Phenotyping


EMR
-
derived
phenotyping

algorithm development is tedious,
and time
-
consuming


Based on our
own
experience!


Research
Question
: To leverage machine learning methods
for rule/algorithm development, and validate against expert
developed
ones


Use
eMERGE

library of phenotype algorithms for
validation


Asthma and Diabetes as initial use
-
cases


Preliminary work by Susan


Work with data normalization and NLP teams



Project 3: Just
-
in
-
Time Phenotyping


The current pipeline prototype is based on a relational
persistence layer


Access to historical, retrospective data


Offline processing of data and phenotyping algorithms


Research
Question
: To

to apply phenotyping algorithms as
“data sniffers” that can be plugged within an UIMA pipeline


Online, real
-
time phenotyping (e.g., for clinical decision
support)


How much data is “necessary”? How much data is
“necessary and sufficient”?


More active role of NLP techniques




Project 4: Phenotyping Workbench


EMR
-
based phenotyping algorithms are hard to design, and
even harder to implement


Access to domain experts

often a resource issue


Access to IT/informatics experts

also, a resource issue


Lot of moving components


Research
Question
: To

develop a phenotyping “plug & play”
workbench for algorithm design and evaluation


Visual and graphical algorithm editing (
jPBMN
)


Configurable algorithms (Drools code snippets)


User workspace management (who are these “users”?)


File
-
based or database access layer (CEM
-
based)


Leverage i2b2 workbench where applicable


“Plug & Play” is still a big challenge…








Outline


Background


On
-
going projects and updates


Proposed projects for Year 2


Productivity

till date


Q & A

Productivity till date


Manuscripts/Abstracts/Posters


Conway MA, Berg RL,
Carrell

D, Denny JC,
Kho

AN, Kullo IJ,
Linneman

JG,
Pacheco JA,
Pessig

PL, Rasmussen L, Weston N, Chute CG, Pathak J.
Analyzing Heterogeneity and Complexity of Electronic Health Record
Oriented Phenotyping Algorithms. AMIA 2011 (paper).


Tao C, Parker CG,
Oniki

TA, Pathak J, Huff SM, Chute CG. An OWL Meta
-
Ontology for Representing the Clinical Element Model. AMIA 2011 (paper).


Chute CG, Pathak J, Savova GK, Bailey KR,
Schor

MI, Hart LA, Beebe CE,
Huff SM. The
SHARPn

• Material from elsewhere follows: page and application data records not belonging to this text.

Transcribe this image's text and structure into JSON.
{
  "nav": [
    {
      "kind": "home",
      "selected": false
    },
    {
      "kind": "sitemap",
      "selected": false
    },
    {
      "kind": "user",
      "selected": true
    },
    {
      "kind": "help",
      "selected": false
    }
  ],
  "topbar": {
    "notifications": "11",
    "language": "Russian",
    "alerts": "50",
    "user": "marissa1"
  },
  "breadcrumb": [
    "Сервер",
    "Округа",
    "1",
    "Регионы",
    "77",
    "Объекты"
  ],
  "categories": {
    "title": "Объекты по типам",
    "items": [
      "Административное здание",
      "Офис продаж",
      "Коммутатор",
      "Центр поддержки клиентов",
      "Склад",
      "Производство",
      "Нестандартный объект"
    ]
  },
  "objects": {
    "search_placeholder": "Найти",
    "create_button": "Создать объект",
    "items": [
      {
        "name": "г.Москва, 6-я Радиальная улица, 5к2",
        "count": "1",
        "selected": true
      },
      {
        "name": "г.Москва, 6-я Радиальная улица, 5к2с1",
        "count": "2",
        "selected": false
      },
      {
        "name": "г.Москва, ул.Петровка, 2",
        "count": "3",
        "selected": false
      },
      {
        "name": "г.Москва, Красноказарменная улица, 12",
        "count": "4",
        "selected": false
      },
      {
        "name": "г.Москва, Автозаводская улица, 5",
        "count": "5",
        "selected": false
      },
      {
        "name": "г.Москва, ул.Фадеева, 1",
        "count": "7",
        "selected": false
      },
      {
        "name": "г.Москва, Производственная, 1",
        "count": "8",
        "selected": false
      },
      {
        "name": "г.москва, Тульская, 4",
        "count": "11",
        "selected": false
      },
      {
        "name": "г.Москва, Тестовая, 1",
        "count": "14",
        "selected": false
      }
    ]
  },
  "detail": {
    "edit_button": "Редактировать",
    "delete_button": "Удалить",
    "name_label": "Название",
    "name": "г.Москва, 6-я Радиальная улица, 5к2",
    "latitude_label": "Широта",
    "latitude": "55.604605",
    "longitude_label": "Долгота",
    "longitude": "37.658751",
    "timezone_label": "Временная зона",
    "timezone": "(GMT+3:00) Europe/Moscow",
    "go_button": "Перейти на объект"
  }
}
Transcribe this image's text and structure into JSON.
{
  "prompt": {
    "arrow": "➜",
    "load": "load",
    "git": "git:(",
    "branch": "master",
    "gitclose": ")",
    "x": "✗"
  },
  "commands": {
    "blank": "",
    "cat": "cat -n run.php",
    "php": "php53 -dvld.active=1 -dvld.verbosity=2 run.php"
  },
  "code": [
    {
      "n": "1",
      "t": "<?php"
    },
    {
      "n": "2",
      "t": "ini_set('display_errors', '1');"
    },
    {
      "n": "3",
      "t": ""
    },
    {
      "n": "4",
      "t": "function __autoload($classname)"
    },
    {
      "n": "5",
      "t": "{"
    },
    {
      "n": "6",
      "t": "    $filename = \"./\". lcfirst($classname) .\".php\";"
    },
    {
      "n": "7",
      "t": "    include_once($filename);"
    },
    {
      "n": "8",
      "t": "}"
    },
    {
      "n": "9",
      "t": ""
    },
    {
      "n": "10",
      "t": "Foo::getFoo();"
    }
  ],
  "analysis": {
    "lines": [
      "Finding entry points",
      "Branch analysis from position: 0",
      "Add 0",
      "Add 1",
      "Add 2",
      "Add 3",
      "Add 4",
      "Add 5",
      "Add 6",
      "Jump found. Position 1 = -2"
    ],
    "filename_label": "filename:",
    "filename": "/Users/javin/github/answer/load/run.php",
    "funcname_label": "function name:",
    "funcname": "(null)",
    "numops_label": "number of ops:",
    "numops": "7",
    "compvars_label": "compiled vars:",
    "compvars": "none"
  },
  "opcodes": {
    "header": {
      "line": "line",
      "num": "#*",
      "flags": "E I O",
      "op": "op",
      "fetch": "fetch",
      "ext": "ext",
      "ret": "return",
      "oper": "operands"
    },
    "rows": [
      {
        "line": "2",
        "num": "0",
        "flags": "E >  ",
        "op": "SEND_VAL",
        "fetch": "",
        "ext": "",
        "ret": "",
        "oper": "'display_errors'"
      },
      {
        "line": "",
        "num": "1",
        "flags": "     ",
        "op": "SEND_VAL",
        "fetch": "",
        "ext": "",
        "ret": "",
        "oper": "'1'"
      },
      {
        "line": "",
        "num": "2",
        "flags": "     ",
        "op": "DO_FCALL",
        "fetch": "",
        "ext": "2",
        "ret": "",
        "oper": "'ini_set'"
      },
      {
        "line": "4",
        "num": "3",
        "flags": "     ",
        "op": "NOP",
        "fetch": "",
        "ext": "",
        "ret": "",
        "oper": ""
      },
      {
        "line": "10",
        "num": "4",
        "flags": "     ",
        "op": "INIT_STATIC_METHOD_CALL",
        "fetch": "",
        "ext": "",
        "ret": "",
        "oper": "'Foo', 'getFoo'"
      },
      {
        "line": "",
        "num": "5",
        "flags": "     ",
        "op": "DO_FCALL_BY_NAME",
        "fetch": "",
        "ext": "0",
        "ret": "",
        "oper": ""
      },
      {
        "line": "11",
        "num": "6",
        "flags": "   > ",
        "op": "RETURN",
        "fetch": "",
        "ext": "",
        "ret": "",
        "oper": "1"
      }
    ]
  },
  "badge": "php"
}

Project on Secondary Use of Electronic Medical
Record Data: Progress, Plans and Possibilities. AMIA 2011 (paper).


Conway MA, Pathak J. Analyzing the Prevalence of Hedges in Electronic
Health Record Oriented Phenotyping Algorithms. AMIA 2011 (poster).


Tao C, Welch SR, Wei WQ,
Oniki

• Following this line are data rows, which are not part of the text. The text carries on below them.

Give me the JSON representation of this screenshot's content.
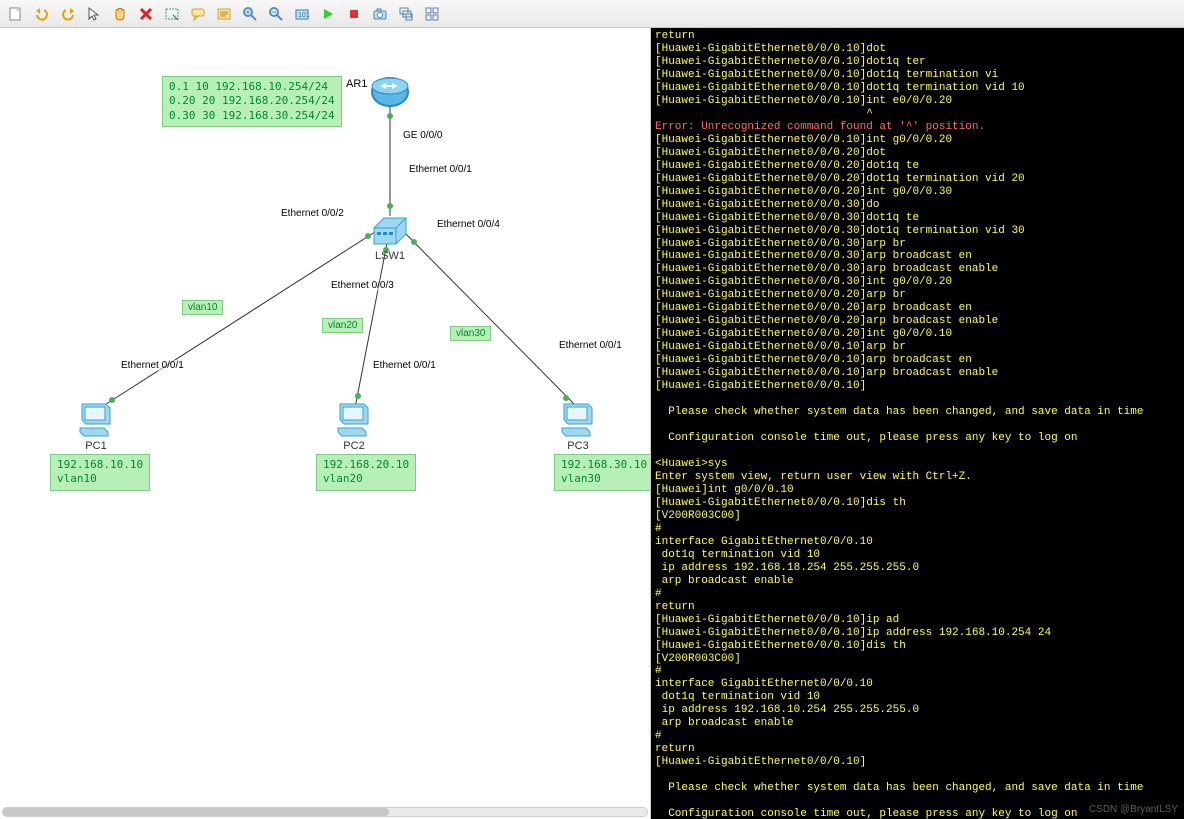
{
  "toolbar_icons": [
    "new-topology",
    "undo",
    "redo",
    "pointer",
    "hand-pan",
    "delete",
    "rectangle-select",
    "balloon",
    "note",
    "zoom-in",
    "zoom-out",
    "snapshot",
    "start-all",
    "stop-all",
    "capture",
    "stack-layout",
    "grid-layout"
  ],
  "devices": {
    "AR1": {
      "label": "AR1",
      "type": "router"
    },
    "LSW1": {
      "label": "LSW1",
      "type": "switch"
    },
    "PC1": {
      "label": "PC1",
      "type": "pc"
    },
    "PC2": {
      "label": "PC2",
      "type": "pc"
    },
    "PC3": {
      "label": "PC3",
      "type": "pc"
    }
  },
  "port_labels": {
    "ge000": "GE 0/0/0",
    "eth001_sw_top": "Ethernet 0/0/1",
    "eth002_sw": "Ethernet 0/0/2",
    "eth003_sw": "Ethernet 0/0/3",
    "eth004_sw": "Ethernet 0/0/4",
    "eth001_pc1": "Ethernet 0/0/1",
    "eth001_pc2": "Ethernet 0/0/1",
    "eth001_pc3": "Ethernet 0/0/1"
  },
  "vlan_tags": {
    "v10": "vlan10",
    "v20": "vlan20",
    "v30": "vlan30"
  },
  "notes": {
    "subif": "0.1 10 192.168.10.254/24\n0.20 20 192.168.20.254/24\n0.30 30 192.168.30.254/24",
    "pc1": "192.168.10.10\nvlan10",
    "pc2": "192.168.20.10\nvlan20",
    "pc3": "192.168.30.10\nvlan30"
  },
  "terminal_lines": [
    "return",
    "[Huawei-GigabitEthernet0/0/0.10]dot",
    "[Huawei-GigabitEthernet0/0/0.10]dot1q ter",
    "[Huawei-GigabitEthernet0/0/0.10]dot1q termination vi",
    "[Huawei-GigabitEthernet0/0/0.10]dot1q termination vid 10",
    "[Huawei-GigabitEthernet0/0/0.10]int e0/0/0.20",
    "                                ^",
    "Error: Unrecognized command found at '^' position.",
    "[Huawei-GigabitEthernet0/0/0.10]int g0/0/0.20",
    "[Huawei-GigabitEthernet0/0/0.20]dot",
    "[Huawei-GigabitEthernet0/0/0.20]dot1q te",
    "[Huawei-GigabitEthernet0/0/0.20]dot1q termination vid 20",
    "[Huawei-GigabitEthernet0/0/0.20]int g0/0/0.30",
    "[Huawei-GigabitEthernet0/0/0.30]do",
    "[Huawei-GigabitEthernet0/0/0.30]dot1q te",
    "[Huawei-GigabitEthernet0/0/0.30]dot1q termination vid 30",
    "[Huawei-GigabitEthernet0/0/0.30]arp br",
    "[Huawei-GigabitEthernet0/0/0.30]arp broadcast en",
    "[Huawei-GigabitEthernet0/0/0.30]arp broadcast enable",
    "[Huawei-GigabitEthernet0/0/0.30]int g0/0/0.20",
    "[Huawei-GigabitEthernet0/0/0.20]arp br",
    "[Huawei-GigabitEthernet0/0/0.20]arp broadcast en",
    "[Huawei-GigabitEthernet0/0/0.20]arp broadcast enable",
    "[Huawei-GigabitEthernet0/0/0.20]int g0/0/0.10",
    "[Huawei-GigabitEthernet0/0/0.10]arp br",
    "[Huawei-GigabitEthernet0/0/0.10]arp broadcast en",
    "[Huawei-GigabitEthernet0/0/0.10]arp broadcast enable",
    "[Huawei-GigabitEthernet0/0/0.10]",
    "",
    "  Please check whether system data has been changed, and save data in time",
    "",
    "  Configuration console time out, please press any key to log on",
    "",
    "<Huawei>sys",
    "Enter system view, return user view with Ctrl+Z.",
    "[Huawei]int g0/0/0.10",
    "[Huawei-GigabitEthernet0/0/0.10]dis th",
    "[V200R003C00]",
    "#",
    "interface GigabitEthernet0/0/0.10",
    " dot1q termination vid 10",
    " ip address 192.168.18.254 255.255.255.0",
    " arp broadcast enable",
    "#",
    "return",
    "[Huawei-GigabitEthernet0/0/0.10]ip ad",
    "[Huawei-GigabitEthernet0/0/0.10]ip address 192.168.10.254 24",
    "[Huawei-GigabitEthernet0/0/0.10]dis th",
    "[V200R003C00]",
    "#",
    "interface GigabitEthernet0/0/0.10",
    " dot1q termination vid 10",
    " ip address 192.168.10.254 255.255.255.0",
    " arp broadcast enable",
    "#",
    "return",
    "[Huawei-GigabitEthernet0/0/0.10]",
    "",
    "  Please check whether system data has been changed, and save data in time",
    "",
    "  Configuration console time out, please press any key to log on"
  ],
  "watermark": "CSDN @BryantLSY"
}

TA, Parker CA, Pathak J, Huff SM, Chute
CG. Normalized Representation of Data Elements for Phenotype Cohort
Identification in Electronic Health Record. AMIA 2011 (poster).


Prototype software

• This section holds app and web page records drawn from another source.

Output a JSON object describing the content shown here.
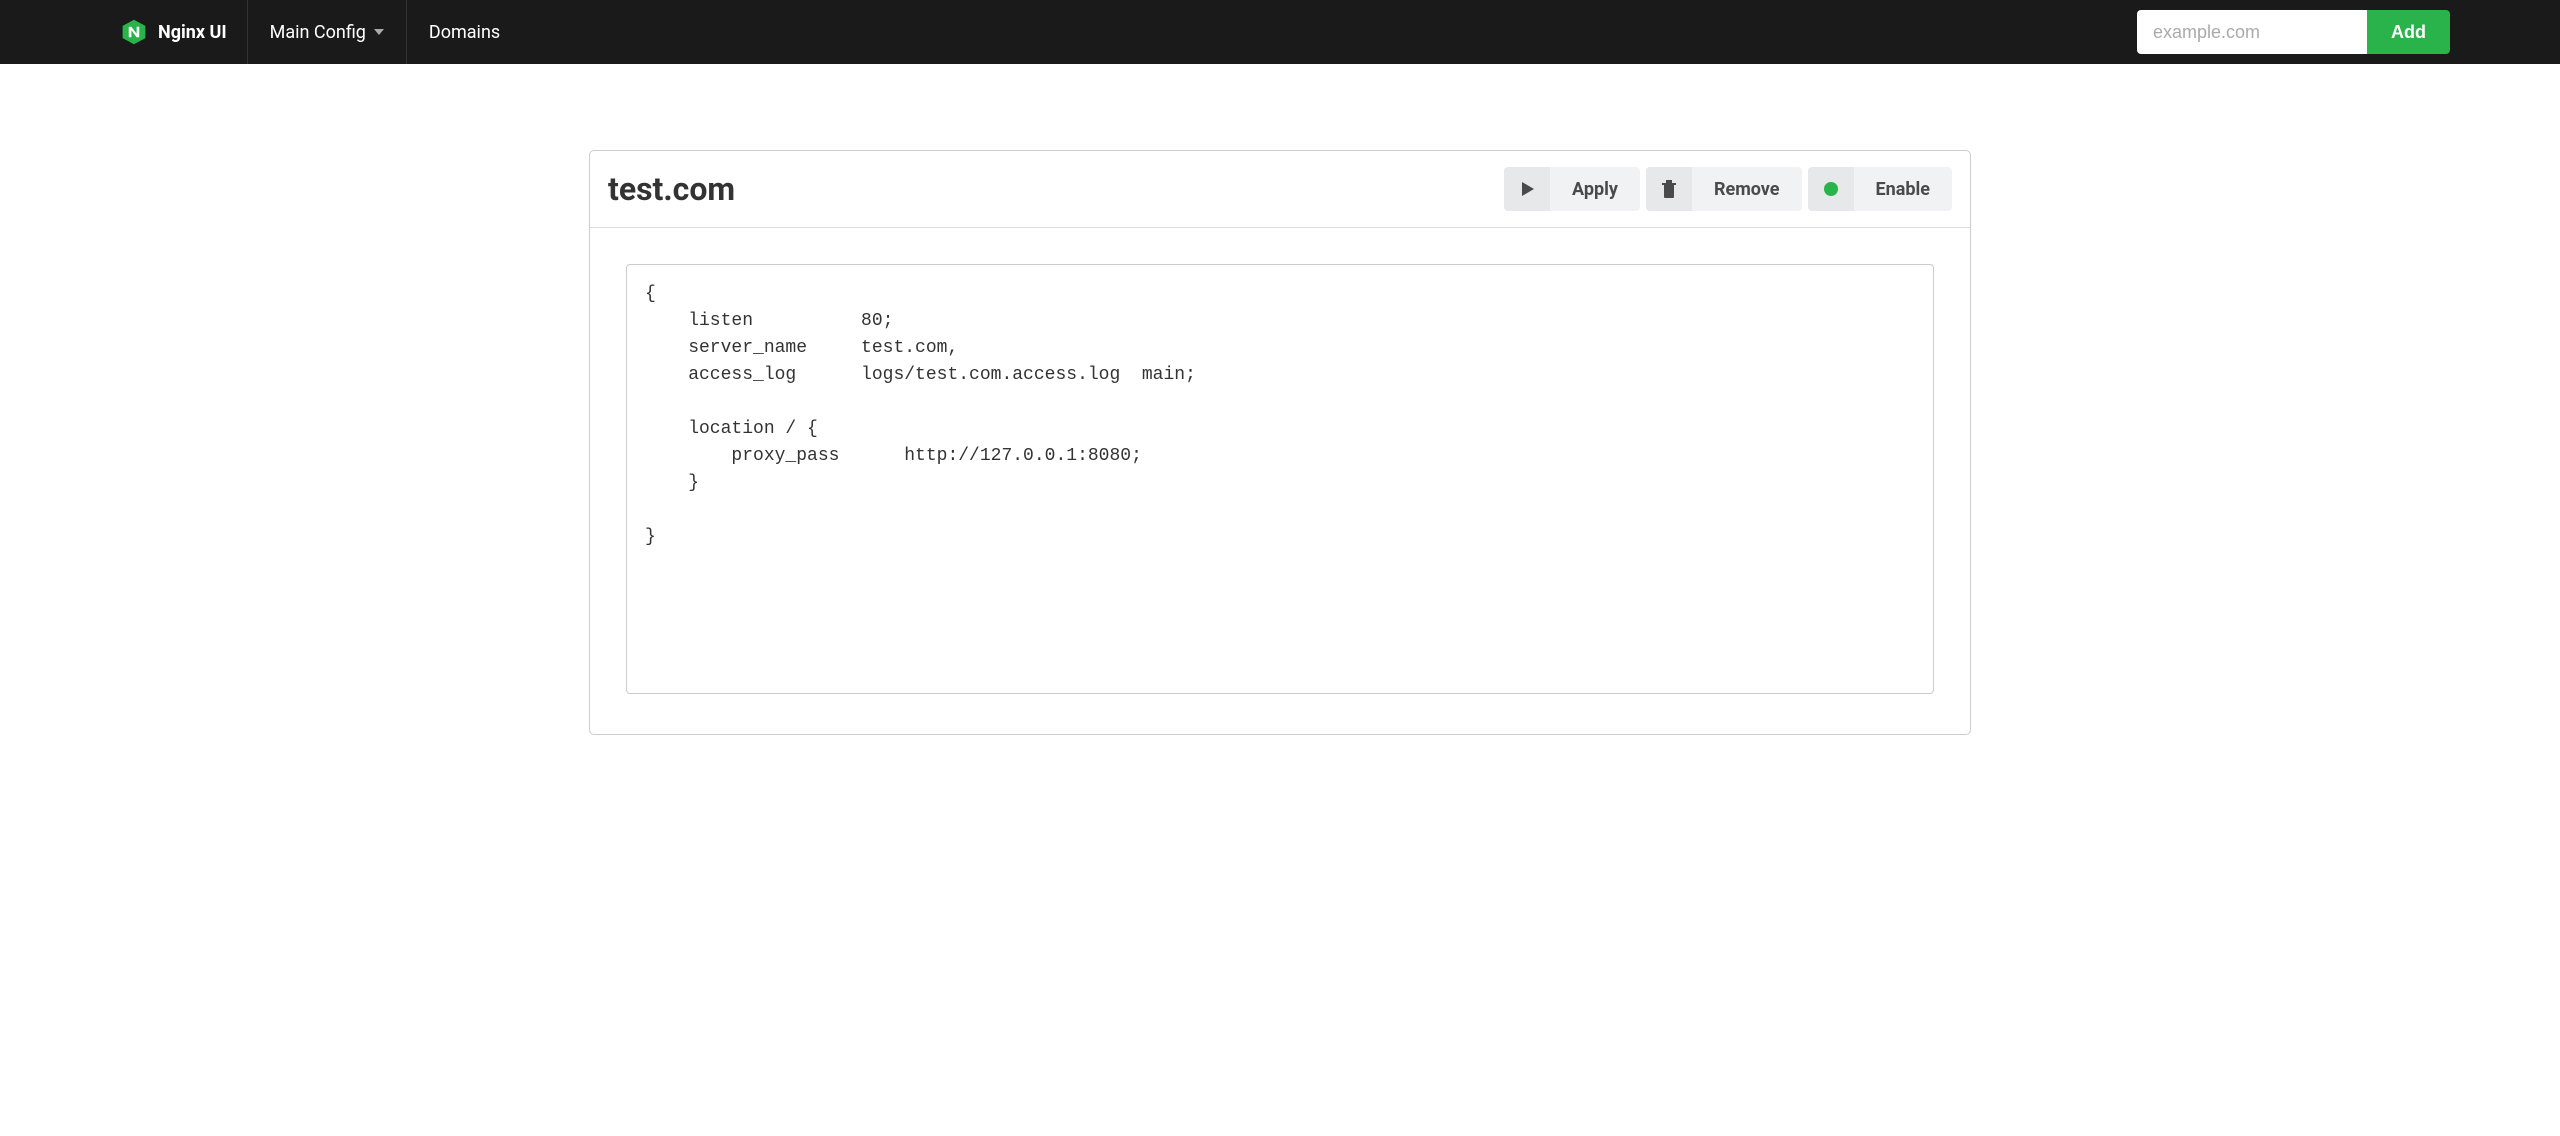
{
  "brand": {
    "name": "Nginx UI"
  },
  "nav": {
    "main_config": "Main Config",
    "domains": "Domains"
  },
  "add_form": {
    "placeholder": "example.com",
    "button": "Add"
  },
  "page": {
    "title": "test.com"
  },
  "toolbar": {
    "apply": "Apply",
    "remove": "Remove",
    "enable": "Enable"
  },
  "config": {
    "content": "{\n    listen          80;\n    server_name     test.com,\n    access_log      logs/test.com.access.log  main;\n\n    location / {\n        proxy_pass      http://127.0.0.1:8080;\n    }\n\n}"
  },
  "colors": {
    "accent": "#2ab34b",
    "navbar": "#1a1a1a"
  }
}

Drools
-
based implementation of the diabetes algorithm




Thank You!